§ **What this task involves**: Below are the records; pull every line that includes "icon".

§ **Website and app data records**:
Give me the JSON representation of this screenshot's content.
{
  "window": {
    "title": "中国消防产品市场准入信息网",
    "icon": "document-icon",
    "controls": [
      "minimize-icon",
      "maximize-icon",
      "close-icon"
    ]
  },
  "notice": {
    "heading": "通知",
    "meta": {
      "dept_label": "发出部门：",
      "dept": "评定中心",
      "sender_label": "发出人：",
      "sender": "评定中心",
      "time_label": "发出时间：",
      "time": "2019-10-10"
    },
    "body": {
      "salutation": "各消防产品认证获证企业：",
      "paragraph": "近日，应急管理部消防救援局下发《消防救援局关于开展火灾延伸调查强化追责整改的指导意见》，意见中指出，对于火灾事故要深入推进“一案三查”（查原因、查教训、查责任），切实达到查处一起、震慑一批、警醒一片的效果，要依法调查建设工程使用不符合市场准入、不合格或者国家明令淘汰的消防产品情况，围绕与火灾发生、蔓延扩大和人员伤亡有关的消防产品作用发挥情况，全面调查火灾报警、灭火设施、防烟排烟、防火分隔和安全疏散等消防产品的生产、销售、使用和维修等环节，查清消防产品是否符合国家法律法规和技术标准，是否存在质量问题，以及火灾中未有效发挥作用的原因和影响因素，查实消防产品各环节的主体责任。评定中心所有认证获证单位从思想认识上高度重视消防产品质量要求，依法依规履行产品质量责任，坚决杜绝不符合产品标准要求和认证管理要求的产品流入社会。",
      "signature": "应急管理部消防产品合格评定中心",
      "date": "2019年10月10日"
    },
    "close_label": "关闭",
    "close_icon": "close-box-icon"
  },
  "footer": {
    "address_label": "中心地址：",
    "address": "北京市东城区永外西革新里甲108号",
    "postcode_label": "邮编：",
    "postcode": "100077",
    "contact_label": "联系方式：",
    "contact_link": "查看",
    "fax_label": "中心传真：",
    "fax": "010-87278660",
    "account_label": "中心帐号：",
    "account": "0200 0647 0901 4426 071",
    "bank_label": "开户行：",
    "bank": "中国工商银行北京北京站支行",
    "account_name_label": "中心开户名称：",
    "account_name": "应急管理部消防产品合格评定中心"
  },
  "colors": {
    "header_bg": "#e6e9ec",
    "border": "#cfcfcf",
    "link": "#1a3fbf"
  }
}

§ **Task output**:
    "icon": "document-icon",
      "minimize-icon",
      "maximize-icon",
      "close-icon"
    "close_icon": "close-box-icon"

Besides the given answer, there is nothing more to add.